The FTA has welcomed TfL’s plans to improve cross-river connectivity across east London, which will help relieve congestion hotspots for freight operators such as the Blackwall Tunnel.

TfL’s Connecting the Capital vision proposes 13 new bridges and tunnels, which will boost the number of river crossings between Imperial Wharf and Dartford by more than a third.

They are to be built to support the predicted population rise in London from 8.6 million to 10 million by 2030 and relieve pinch points on existing infrastructure.

The majority of new river crossings will be in east London, where population growth is predicted to be highest.

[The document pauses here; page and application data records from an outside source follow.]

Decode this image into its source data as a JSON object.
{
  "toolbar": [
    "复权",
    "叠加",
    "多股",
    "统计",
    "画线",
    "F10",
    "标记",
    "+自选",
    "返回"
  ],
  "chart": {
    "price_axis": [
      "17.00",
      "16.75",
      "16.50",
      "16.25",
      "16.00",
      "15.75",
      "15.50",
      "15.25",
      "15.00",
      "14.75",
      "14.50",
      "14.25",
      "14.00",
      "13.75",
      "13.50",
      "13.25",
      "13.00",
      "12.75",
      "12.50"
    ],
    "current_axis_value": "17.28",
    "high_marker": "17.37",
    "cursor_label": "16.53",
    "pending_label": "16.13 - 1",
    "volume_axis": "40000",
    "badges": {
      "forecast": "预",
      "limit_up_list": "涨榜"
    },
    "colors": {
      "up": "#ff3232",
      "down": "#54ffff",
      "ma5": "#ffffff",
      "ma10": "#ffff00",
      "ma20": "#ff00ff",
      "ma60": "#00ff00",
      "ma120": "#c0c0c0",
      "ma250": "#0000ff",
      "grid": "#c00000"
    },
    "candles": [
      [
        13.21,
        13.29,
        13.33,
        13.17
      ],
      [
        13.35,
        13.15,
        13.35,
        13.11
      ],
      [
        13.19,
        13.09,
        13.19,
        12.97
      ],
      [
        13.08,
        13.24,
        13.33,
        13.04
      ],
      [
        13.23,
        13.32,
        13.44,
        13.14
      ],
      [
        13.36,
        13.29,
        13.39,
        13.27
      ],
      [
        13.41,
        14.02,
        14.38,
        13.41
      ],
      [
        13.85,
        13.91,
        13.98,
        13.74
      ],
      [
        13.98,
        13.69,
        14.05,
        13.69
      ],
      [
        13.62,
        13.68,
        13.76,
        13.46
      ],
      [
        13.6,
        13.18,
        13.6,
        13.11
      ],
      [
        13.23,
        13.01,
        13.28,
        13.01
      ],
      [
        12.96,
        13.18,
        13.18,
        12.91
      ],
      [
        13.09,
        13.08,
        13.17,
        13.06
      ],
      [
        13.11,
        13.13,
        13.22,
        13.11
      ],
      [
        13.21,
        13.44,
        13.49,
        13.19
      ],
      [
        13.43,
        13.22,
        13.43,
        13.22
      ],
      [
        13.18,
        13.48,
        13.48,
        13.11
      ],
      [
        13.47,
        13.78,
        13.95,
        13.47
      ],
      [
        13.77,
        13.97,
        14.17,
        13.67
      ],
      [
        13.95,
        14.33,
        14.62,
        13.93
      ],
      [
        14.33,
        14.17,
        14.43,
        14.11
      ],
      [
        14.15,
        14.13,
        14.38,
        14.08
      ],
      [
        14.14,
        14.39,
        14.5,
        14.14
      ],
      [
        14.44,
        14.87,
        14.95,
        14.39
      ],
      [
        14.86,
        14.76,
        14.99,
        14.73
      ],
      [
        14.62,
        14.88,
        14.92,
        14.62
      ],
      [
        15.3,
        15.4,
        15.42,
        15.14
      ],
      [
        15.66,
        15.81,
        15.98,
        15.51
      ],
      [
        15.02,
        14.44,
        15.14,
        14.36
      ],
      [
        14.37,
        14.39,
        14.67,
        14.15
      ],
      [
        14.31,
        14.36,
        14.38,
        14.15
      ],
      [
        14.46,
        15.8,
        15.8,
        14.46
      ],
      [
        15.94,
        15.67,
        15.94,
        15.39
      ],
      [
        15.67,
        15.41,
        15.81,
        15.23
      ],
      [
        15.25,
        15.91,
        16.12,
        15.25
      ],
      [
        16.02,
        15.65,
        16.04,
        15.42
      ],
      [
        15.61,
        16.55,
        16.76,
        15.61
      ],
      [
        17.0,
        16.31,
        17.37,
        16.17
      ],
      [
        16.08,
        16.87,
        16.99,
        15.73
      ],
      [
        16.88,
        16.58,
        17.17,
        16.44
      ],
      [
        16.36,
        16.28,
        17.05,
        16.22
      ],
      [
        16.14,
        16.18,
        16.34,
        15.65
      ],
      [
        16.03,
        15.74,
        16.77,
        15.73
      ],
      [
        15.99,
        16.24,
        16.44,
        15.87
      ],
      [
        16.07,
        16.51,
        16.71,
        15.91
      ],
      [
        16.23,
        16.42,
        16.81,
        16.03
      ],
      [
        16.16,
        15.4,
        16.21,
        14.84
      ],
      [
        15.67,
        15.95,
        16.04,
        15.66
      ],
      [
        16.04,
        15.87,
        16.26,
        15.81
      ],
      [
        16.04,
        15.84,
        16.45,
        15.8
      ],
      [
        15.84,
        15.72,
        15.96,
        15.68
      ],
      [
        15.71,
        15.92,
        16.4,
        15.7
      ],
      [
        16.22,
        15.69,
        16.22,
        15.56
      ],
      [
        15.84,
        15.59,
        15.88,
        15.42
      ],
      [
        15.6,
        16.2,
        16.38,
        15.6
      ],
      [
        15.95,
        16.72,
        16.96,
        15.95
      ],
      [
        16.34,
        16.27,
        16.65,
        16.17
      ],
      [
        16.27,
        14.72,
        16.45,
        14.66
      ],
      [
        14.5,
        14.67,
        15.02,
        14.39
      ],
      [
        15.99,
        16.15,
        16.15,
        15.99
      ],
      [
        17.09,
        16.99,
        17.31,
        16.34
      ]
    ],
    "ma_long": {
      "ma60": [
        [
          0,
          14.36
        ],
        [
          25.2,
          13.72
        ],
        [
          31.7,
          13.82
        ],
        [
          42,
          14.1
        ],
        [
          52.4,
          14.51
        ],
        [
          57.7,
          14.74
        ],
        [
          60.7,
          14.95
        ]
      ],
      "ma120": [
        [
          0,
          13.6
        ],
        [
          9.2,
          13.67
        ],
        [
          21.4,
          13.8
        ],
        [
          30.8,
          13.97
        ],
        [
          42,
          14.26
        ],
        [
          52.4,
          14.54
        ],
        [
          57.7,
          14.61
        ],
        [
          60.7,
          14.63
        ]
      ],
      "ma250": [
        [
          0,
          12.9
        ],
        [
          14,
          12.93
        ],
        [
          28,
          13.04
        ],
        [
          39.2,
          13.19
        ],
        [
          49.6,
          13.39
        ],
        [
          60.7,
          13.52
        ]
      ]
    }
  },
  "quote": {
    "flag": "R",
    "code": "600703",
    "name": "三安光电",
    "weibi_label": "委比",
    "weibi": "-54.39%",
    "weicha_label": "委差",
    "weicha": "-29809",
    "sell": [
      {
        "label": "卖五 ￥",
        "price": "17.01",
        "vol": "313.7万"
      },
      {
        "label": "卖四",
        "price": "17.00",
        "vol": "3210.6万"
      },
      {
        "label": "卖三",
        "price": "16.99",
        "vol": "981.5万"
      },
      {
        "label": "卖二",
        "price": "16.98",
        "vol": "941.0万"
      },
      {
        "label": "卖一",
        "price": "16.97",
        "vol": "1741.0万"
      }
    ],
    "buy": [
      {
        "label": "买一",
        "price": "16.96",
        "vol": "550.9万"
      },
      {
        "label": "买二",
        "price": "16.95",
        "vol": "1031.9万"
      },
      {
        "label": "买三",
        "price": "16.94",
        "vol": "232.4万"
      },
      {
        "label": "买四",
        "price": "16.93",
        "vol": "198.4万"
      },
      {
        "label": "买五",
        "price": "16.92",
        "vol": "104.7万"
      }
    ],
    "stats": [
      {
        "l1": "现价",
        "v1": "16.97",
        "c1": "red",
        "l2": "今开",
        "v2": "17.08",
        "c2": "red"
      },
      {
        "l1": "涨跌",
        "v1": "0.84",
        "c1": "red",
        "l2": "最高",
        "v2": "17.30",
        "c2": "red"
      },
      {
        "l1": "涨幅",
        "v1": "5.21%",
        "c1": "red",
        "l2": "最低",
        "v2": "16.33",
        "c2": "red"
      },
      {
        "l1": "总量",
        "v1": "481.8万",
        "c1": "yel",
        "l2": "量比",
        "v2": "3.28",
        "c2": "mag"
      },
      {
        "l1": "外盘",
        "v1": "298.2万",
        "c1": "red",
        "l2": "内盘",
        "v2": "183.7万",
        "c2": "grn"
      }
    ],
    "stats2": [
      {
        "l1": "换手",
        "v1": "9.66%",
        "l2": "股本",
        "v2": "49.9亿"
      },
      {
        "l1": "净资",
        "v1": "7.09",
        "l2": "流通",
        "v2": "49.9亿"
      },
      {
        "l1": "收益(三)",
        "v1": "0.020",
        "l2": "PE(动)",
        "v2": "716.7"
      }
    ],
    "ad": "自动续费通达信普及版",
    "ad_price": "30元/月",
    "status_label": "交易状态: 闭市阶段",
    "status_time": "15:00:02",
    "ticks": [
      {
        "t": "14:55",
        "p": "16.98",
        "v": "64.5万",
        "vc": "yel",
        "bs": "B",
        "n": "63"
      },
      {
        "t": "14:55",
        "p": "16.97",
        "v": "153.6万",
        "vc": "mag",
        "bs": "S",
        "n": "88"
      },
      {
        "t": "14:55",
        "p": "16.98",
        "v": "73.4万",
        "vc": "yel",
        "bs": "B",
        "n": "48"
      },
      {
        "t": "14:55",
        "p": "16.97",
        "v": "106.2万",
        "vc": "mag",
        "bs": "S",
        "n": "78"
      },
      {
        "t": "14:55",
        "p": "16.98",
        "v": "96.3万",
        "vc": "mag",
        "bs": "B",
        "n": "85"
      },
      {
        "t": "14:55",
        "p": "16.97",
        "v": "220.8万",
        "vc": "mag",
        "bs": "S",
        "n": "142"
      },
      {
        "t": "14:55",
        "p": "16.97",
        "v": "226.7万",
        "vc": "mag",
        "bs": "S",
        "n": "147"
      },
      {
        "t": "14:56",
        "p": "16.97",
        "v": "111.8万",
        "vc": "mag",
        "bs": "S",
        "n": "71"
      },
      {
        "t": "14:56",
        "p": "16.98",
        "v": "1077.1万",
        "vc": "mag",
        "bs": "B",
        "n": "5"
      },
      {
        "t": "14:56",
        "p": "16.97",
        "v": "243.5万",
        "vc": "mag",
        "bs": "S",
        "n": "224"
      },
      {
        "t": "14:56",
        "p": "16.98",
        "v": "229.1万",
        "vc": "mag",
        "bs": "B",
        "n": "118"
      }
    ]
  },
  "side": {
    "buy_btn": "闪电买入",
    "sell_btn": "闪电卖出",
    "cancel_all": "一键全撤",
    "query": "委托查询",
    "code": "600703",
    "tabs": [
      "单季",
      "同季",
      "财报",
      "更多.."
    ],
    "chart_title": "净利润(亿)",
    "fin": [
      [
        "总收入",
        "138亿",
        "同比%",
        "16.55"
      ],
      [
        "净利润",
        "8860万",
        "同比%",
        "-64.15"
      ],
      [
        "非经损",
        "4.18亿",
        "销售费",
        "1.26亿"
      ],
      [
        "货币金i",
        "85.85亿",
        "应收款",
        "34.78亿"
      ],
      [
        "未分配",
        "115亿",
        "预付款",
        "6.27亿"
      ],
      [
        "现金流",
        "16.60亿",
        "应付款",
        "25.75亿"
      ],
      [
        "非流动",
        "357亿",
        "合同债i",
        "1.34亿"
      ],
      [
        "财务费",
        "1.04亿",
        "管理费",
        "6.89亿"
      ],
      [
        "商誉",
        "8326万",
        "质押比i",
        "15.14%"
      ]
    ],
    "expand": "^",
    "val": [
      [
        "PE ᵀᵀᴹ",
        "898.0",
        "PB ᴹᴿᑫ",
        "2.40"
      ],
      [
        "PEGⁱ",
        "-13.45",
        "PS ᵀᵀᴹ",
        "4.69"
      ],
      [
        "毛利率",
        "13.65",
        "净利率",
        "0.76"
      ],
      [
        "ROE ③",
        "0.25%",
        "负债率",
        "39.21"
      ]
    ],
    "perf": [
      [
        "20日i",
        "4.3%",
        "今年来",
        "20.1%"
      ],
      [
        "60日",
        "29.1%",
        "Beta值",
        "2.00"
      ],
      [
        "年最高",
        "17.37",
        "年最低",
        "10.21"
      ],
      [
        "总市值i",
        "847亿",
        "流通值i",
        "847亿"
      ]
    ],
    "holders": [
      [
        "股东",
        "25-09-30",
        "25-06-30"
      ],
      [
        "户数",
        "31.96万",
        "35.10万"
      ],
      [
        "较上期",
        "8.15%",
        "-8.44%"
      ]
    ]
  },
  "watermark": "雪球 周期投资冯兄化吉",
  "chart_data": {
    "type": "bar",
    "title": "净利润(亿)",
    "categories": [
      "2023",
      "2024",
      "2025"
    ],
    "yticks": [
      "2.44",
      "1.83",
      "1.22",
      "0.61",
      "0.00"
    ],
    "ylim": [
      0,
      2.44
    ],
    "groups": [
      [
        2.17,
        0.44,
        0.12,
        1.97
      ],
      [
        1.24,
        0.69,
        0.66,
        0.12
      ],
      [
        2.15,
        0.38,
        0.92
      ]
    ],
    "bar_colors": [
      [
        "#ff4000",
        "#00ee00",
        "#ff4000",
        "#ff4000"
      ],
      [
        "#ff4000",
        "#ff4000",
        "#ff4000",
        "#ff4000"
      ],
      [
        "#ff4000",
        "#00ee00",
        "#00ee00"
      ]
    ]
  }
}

There are currently just three road crossings in the 23km between Tower Bridge and the M25.

A consultation was launched yesterday on two of the proposed crossings to improve connections between east and south-east London: Gallions Reach to link Thamesmead and Beckton; and Belvedere, linking Belvedere to Rainham.

It follows a previous consultation, now closed, on a new crossing at Silvertown, which would connect Greenwich Peninsula to the Royal Docks.

Natalie Chapman, FTA head of policy for London, said she welcomed the proposals as cross-river connectivity in east London is “extremely poor” in comparison to west London.

At present, the alternative crossing in east London is the Blackwall Tunnel, with its 4m (13.1ft) height limit restricting access for taller lorries and leading to lengthy detours to the M25 to cross the Thames.

Chapman added:  “The Blackwall Tunnel is a key pinch point on the capital’s network, it is unreliable and the regular congestion around it means the local area suffers particularly from poor air quality.  FTA fully supports the proposals for a new crossing at Silvertown and today’s announcement of plans for additional crossings further east is good news for business.”

TfL added that each crossing could cost up to £1bn, with costs partly funded by a charge for vehicles to use them, which it said would also help manage demand.  No decisions have yet been made on costs.